Exercise prompt | Select all lines holding the word "screenshot" from the entries that follow.

Records drawn from a dataset
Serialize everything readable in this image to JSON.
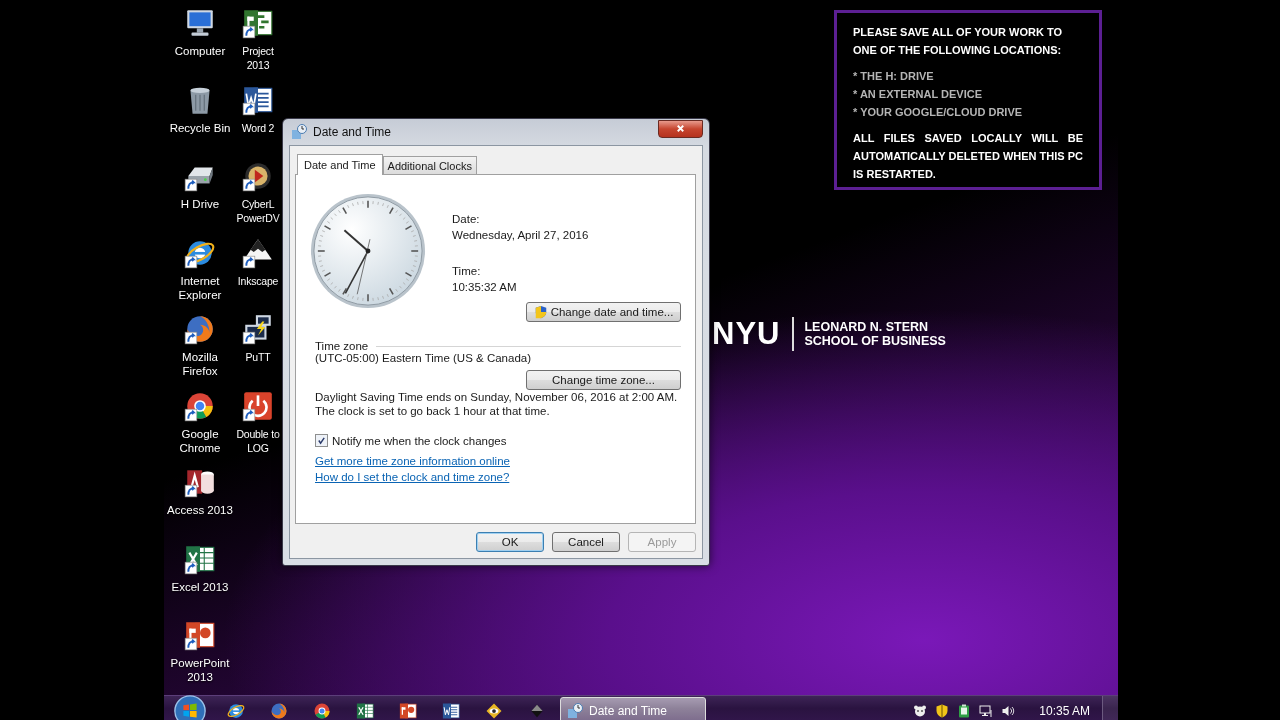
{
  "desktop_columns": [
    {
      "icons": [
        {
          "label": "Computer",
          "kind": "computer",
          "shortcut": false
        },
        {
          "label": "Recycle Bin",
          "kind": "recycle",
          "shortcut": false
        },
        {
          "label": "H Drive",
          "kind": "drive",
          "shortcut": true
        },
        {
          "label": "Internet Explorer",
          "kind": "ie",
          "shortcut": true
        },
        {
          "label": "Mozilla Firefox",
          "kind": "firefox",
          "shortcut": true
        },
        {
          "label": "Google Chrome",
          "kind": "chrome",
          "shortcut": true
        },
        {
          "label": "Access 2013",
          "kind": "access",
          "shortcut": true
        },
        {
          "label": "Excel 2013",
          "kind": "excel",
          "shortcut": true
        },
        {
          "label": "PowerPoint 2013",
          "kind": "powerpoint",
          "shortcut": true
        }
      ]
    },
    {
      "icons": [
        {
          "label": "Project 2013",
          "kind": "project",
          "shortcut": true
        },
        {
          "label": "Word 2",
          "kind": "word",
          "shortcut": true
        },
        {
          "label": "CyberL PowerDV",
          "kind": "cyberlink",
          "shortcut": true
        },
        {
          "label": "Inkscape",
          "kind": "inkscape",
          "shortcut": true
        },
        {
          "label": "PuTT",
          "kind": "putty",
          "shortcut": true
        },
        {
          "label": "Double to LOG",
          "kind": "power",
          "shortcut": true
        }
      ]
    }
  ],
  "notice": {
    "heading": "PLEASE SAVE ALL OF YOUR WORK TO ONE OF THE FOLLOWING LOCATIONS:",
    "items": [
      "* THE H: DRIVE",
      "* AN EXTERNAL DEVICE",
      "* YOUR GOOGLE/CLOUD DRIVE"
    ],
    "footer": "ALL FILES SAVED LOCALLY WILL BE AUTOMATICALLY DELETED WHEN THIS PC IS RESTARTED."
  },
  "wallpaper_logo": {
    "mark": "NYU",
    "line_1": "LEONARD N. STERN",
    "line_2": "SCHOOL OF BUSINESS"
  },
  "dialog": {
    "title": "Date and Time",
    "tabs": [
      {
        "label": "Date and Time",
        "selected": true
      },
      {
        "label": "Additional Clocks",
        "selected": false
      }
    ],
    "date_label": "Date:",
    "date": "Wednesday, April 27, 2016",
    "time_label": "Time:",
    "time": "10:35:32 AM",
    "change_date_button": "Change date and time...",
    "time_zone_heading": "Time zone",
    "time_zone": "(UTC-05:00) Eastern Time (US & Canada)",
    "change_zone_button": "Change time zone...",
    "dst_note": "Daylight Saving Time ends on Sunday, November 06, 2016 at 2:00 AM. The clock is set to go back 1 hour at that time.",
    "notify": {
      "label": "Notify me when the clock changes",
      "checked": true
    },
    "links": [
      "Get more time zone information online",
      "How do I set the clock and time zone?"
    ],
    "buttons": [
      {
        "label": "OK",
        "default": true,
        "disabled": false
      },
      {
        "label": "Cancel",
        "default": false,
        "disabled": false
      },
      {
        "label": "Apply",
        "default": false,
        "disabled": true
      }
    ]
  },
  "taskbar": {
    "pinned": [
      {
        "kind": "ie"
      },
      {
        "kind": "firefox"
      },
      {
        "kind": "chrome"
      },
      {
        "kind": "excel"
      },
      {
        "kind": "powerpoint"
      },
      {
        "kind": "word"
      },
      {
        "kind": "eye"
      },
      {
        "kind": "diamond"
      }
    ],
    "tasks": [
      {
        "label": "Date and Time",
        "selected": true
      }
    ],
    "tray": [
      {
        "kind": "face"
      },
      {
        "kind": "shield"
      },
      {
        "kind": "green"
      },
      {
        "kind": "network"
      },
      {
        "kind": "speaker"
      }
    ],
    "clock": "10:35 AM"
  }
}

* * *

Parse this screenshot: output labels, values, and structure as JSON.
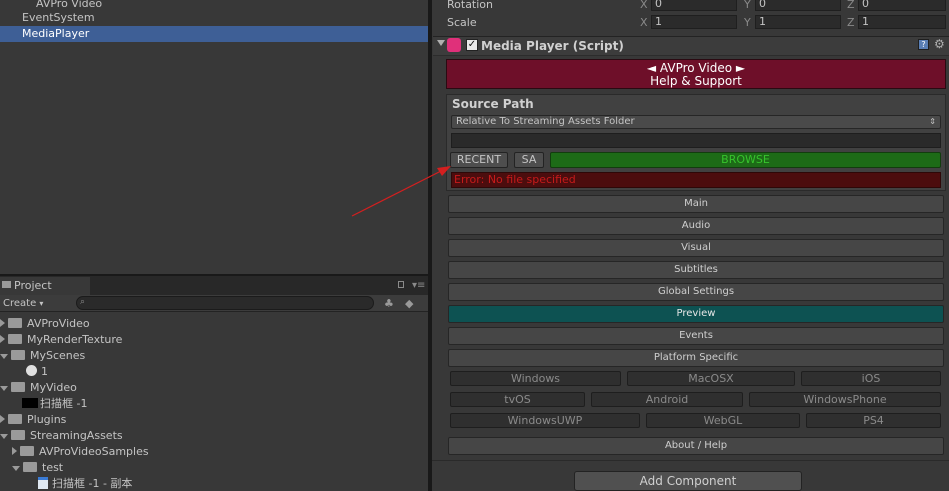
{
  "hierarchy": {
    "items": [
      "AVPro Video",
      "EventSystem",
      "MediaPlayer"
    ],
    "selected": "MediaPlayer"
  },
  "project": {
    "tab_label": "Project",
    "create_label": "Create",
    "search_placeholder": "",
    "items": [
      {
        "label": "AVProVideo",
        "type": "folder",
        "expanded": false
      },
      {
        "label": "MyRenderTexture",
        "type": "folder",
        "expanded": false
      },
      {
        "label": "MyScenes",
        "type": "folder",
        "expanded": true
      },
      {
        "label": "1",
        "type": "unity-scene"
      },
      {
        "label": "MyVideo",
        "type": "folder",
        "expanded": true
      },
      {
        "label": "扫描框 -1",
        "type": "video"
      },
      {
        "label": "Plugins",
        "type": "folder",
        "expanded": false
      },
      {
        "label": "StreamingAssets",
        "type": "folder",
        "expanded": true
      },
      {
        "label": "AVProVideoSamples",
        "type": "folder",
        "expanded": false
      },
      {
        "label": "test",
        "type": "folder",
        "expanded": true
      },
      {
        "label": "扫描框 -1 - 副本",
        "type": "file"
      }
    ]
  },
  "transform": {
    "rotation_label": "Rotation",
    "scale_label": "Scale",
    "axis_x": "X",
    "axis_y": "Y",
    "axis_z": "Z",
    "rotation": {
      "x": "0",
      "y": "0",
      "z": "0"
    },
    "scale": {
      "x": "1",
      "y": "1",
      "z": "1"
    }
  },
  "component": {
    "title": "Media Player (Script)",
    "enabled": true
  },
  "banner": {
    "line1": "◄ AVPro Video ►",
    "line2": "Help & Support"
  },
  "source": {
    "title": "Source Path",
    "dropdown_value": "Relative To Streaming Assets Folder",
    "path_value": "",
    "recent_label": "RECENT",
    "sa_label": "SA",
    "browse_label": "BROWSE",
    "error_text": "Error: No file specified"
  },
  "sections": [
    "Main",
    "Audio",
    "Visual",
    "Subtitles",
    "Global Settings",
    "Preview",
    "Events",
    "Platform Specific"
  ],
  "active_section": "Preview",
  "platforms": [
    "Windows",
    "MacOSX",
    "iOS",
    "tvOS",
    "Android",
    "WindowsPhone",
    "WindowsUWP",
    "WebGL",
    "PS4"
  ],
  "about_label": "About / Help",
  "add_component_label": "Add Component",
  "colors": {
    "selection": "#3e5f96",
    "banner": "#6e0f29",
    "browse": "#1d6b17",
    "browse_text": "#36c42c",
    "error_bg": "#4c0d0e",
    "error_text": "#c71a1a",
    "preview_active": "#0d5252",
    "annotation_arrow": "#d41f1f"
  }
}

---

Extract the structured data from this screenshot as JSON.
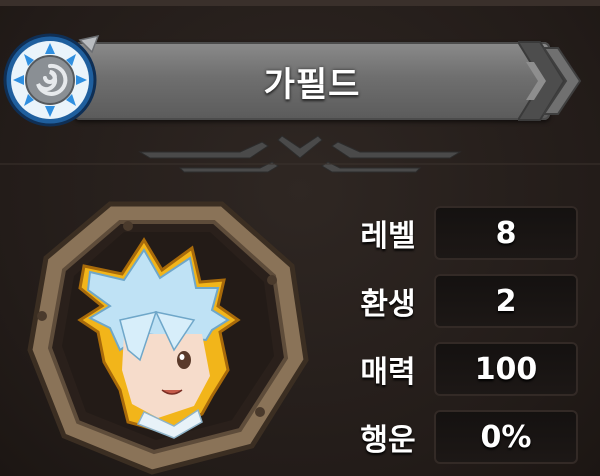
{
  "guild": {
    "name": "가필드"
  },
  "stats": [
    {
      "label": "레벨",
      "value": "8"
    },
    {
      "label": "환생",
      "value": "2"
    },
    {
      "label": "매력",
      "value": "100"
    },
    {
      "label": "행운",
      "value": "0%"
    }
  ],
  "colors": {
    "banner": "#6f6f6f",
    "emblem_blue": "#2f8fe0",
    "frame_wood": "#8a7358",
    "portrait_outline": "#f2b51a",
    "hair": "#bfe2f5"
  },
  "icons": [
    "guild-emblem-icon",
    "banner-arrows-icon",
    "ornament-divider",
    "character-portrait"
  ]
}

Task output |
Parse this screenshot: output labels, values, and structure as JSON.
Extract the structured data from this screenshot as JSON.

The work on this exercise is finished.